As a veterinarian, I’ve spent my career working with pigs, cattle, chickens and the like. Throw a question at me about those species and I’ll likely have an answer. But when it comes to aquaculture? Well, let’s just say I’m a fish out of water.
However, I’m fortunate to be surrounded by experts at Phibro Animal Health who can help fill in the blanks, like Dafna Israel, PhD, Global Research Manager for Phibro Aqua in Israel. As an aquaculture researcher and aquatic feed nutritionist, she formulates and produces innovative high-quality feeds and feed additives.
In Part 2 of “Let’s Dive In,” my four-part series on aquaculture, I share insights from Dafna on how fish get from the farm to our plates.
How Are Fish Farmed?

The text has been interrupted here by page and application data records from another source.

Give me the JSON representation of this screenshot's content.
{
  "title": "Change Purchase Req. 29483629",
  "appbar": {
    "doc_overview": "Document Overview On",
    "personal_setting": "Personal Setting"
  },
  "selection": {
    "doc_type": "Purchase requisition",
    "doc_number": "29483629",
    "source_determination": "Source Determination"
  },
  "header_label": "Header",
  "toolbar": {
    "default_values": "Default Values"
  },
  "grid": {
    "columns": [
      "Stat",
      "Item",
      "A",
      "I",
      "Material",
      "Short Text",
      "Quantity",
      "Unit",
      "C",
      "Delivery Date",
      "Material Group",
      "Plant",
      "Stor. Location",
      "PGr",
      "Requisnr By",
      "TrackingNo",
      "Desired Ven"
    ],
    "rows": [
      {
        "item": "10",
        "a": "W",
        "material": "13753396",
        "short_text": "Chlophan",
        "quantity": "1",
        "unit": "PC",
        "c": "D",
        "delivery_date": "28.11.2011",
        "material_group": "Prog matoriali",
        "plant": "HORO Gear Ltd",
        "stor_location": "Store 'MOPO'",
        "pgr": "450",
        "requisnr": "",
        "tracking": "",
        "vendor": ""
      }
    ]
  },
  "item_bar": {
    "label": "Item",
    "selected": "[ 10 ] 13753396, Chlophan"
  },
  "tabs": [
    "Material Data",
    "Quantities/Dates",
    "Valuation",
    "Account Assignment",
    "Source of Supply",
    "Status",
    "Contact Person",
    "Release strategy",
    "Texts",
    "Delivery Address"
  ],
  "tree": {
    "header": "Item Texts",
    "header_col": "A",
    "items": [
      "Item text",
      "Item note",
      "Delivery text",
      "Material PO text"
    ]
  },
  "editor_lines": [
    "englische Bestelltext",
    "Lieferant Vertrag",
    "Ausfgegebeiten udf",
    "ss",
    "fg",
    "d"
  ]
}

Fish farming, which is the fastest growing food production sector in the world, all starts with eggs, which are usually produced from adult brood stock (breeder fish) on land-based fresh or marine water facilities depending on the species. Many millions of tiny fish eggs, or roe, which can be as small as one millimeter in diameter for tilapia to eight millimeters for some salmon species, are produced in specialized hatchery facilities.

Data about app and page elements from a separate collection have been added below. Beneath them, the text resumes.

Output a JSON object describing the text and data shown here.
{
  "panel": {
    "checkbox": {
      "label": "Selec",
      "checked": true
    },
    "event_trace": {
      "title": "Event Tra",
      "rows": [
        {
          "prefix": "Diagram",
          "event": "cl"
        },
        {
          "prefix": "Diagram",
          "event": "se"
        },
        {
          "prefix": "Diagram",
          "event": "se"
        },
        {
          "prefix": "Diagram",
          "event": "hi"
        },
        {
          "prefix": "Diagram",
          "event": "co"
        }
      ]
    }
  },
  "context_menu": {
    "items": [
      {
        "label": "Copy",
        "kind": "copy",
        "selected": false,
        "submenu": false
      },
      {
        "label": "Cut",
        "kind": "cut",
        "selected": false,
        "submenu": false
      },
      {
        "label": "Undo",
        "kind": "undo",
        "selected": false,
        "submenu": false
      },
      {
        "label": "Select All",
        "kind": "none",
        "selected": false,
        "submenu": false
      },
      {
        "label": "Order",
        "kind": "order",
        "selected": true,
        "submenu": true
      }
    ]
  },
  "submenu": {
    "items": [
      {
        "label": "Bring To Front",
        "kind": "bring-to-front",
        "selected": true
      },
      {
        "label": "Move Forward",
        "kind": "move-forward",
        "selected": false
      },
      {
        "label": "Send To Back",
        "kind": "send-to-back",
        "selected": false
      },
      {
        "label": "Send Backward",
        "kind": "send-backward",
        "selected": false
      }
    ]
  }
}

Once the eggs hatch, which is dependent on water temperature, the new “larvae,” which are a non- feeding stage utilizing nutrients from an attached “yolk sac”, are raised to “fry”, then onto the “fingerling” stage (young adults). Fingerling size varies by species. For example, a tilapia fingerling is around one inch long, while a salmon fingerling can be three inches long. At this early stage the young fish are fed with high quality specialized diets to promote healthy growth and robustness.
Fingerlings are then transferred to new enclosures with ample space for growth. These enclosures may be in coastal marine environments, rivers, lakes or ponds, and sometimes in land facilities, depending on the species.
For example, salmon are generally raised in coastal sea, loch or fjord farms within enclosures that can be up to 110 yards in diameter and enclose water volumes of thousands of cubic meters. Several enclosures, which are strongly anchored to the seabed, may be grouped together to form a “sea site.” The complete production cycle for salmon can take up to three years, depending on the geographical region, where fish reach about 10-to-12 pounds.
Tilapia, on the other hand, are generally raised in warmwater freshwater units such as ponds and extensive lakes. The young larvae are grown in circular tanks, earthen ponds or within “hapa” nets (a specialized rectangular or square net placed in the pond). Once larvae become fry they are transferred to nursery facilities until they reach the fingerling stage, at which point they are grown to about one-to-two pounds. That takes between four to eight months depending on the geographical location, which dictates water temperature and other factors impacting growth.
In recent years there have been advances in what is known as Recirculating Aquaculture Systems (or RAS for short). This is a high technology, innovative fish farming practice that’s carried out completely within a closed land-based facility. It’s sustainable farming at its best.
RAS provides a predictable, constant and controlled environment for the fish with very little influence from the outside environment. This results in lower water use (with 99% of water being re-cycled), efficient use of farming land and full control of feeding, health and welfare of the fish. Fish in RAS production systems are reared in large indoor tanks that are constantly monitored to ensure water quality standards are maintained and fish are healthy.
Some farms may only focus on one stage of production, like producing eggs or fingerlings. Others are one-stop-shops, producing fish from eggs all the way through to harvest. Some farms are “fully integrated,” meaning they control the complete process from egg production to feed supply to processing.
The final stage of fish farming, harvest, involves the careful movement of fish from farms to land-based processing facilities. Once processed, the fish are shipped – fresh or frozen – using specialized equipment and trained personnel, to provide customers like distributors and grocery stores with the freshest product possible.
There is so much to learn about a vast and diverse industry that provides an important – and enjoyable – source of protein for families around the world. This article just scratches the surface, but hopefully gives you a glimpse into how fish get from the farm to our plates. I encourage you to click on the links below for additional information.
Stay tuna-d for “Let’s Dive In” Part 3, “Are Fish Raised on Farms Healthy?” where you’ll learn about the care and innovation keeping fish healthy and thriving through all stages of life.
If you’re interested in learning why fish are farmed, visit the first piece in the series, Let’s Dive In: Part 1 – Why are Fish Farmed? | Explore Animal Health